From: "Mark Mielke" <mark at>

> On Mon, Dec 10, 2001 at 08:09:58PM -0800, Daniel Damouth wrote:
> > From: "Brian Paulsen" <brian at>
> > > Why would messaging through sockets be cheating?  Surely, we don't
> > > consider INL teams sitting all in one room to be cheating, do we?
> > > Why should they be allowed to communicate outside the normal
> > > messaging system, but bots can't?
> > Sophisticated methods of communicating, such as beeplite, are considered
> > cheating/borgish.  And what he's suggesting goes way beyond beeplite.
If I
> > built any special socket code into my team's clients, it would not be
> > INL/WNL legal.  It would be blatant cheating.
> >
> > There is no way humans can do what he describes.  Even sitting right
next to
> > someone doesn't come close.
> >
> By the same token, it would be impossible for a robot player, given
> current technology to truly adapt to situations whose variables could
> not be determined at compile time.

No, it's not impossible, not even with current technology.  But it's also
not necessary, if all you want is a robot team that can beat humans.

> Does this make the human player a cheater?
> You may be able to swivel your hand to torp in one direction, and phaser
> in another, faster than I can. Does this mean that you are cheating,
> because I am incapable of having as quick reflexes as you do?
> The 'rules' of Netrek are quite well defined. They can be found in the
> vanilla source code maintained by this list. The only additional
> rules, as configured by server administrators, is that the computer
> cannot be used to 'aid' a player in such ways as may be considered
> 'cheating' by the server administrator.
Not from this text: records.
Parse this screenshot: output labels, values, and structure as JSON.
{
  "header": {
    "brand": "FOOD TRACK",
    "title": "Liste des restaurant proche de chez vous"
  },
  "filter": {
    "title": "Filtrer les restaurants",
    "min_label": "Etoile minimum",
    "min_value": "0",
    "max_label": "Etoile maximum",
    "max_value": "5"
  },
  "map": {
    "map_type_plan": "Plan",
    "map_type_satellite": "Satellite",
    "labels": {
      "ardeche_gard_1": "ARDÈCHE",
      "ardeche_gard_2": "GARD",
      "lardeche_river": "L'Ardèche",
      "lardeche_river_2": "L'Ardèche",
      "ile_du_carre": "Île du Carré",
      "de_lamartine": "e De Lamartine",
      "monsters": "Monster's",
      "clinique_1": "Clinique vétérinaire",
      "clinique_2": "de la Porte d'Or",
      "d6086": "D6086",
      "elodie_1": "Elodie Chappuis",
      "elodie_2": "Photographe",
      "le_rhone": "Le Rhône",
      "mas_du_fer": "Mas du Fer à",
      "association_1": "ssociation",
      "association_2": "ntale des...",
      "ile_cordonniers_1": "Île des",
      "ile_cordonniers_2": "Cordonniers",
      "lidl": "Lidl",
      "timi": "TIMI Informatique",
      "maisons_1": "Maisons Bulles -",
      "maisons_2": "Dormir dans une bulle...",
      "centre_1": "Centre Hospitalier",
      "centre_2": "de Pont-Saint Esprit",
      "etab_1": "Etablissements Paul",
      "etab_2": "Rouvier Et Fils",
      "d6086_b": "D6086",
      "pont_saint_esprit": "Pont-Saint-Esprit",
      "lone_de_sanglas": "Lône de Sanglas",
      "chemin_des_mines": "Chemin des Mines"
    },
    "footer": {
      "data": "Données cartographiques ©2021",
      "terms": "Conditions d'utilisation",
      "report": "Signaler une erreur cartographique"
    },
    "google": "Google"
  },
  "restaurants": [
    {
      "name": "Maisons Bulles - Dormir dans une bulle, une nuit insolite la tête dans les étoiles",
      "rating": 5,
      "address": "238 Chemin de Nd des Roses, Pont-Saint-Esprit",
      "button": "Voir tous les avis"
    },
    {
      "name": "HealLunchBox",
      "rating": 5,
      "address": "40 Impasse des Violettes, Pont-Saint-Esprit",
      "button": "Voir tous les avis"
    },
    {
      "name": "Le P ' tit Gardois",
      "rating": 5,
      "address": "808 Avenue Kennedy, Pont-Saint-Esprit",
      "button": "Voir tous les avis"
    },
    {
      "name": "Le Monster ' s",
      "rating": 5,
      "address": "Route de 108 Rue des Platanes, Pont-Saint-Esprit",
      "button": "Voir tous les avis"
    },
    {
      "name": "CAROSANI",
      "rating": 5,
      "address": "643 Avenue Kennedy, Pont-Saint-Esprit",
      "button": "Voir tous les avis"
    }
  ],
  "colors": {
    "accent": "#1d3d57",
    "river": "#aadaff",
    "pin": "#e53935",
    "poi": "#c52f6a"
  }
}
As it is, it is a *given* that
> a server administrator that chose to allow a fully automated robot on
> the server, would do so under the full knowledge that server rules
> will be exploited to the best of abilities by the robot, and as
> implemented by the robot designers.

Well, sure, if you're going to change the rules, or find a server god
willing to do so, then the bots won't be cheating.  But why not play the
same game the humans are playing?  I.e. use INL rules.  Not only is it a
more interesting challenge, but it also would make human vs. bot games

Are you interested in pitting your bots vs. human teams?  If so, do the
human teams get to modify their clients to instantly exchange information?
There are tons of advantages to be had that way, but no real point in doing
so because on any normal server, and in any human league, it would be
considered cheating.

> In a 'robot league', I would consider the intervention of a *human*
> player, potentially 'cheating'.

I'd agree, although it might potentially be interesting to have a "no holds
barred" league, with any combination of human/bot/borg players.  (This
reminds of the strategy/simulation game "empire", in which players are
allowed to write any kind of client they want.)

> Those who play the game according to tradition, are restricted by
> tradition. Those who exploit the rules to their advantage, have the
> maximum potential to win.

I agree, but changing the rules to favor the bots just doesn't seem
interesting to me, unless you let the humans play under the same rules, and
the community realized a long time ago that allowing client developers to
automate functions  was not a good direction for netrek to evolve in.
Generally speaking, making the clients smarter dumbs down the game.

> The robots won't be snivelling and crying because they don't have the
> mental capacity to adapt with as much potential as a human player. What
> gives humans the right to snivel and cry, because they cannot match the
> reflexes, or organization potential, of a computer?
> Consider the true tradition of Netrek. It is based off Star Trek. What
> is the greatest enemy of all non-Q entities in the galaxy? :-) The
> borg.  Why? Because they do not live by the same rules as the rest of
> the species in the Universe. Where humanity thrives on independence,
> the borg thrive on the collective.
> In the true sense of the word, and the concept, the implementation I
> am suggesting truly is a mirror of this 'collective' as defined by
> Star Trek. The abilities of this 'collective' strongly match
> technologies that are described in Star Trek.

Most commercial human-vs.-computer strategy games take the some approach,
which can be described as "the only way to challenge the human player is to
play under different rules".  For example, in Civilization, the computer has
to cheat extensively to challenge the human player at higher difficulty
levels.  Nobody really likes the fact that the computer has to cheat.

> Do you fear the borg? :-) Starfleet certainly does...

The Borg were one of the few actually alien aliens in Star Trek, before the
writers gutted the concept by introducing individuals and/or turning them
into insects.  The day I saw the movie with that stupid Borg Queen was the
last day I ever went to a Star Trek movie.

Dan Damouth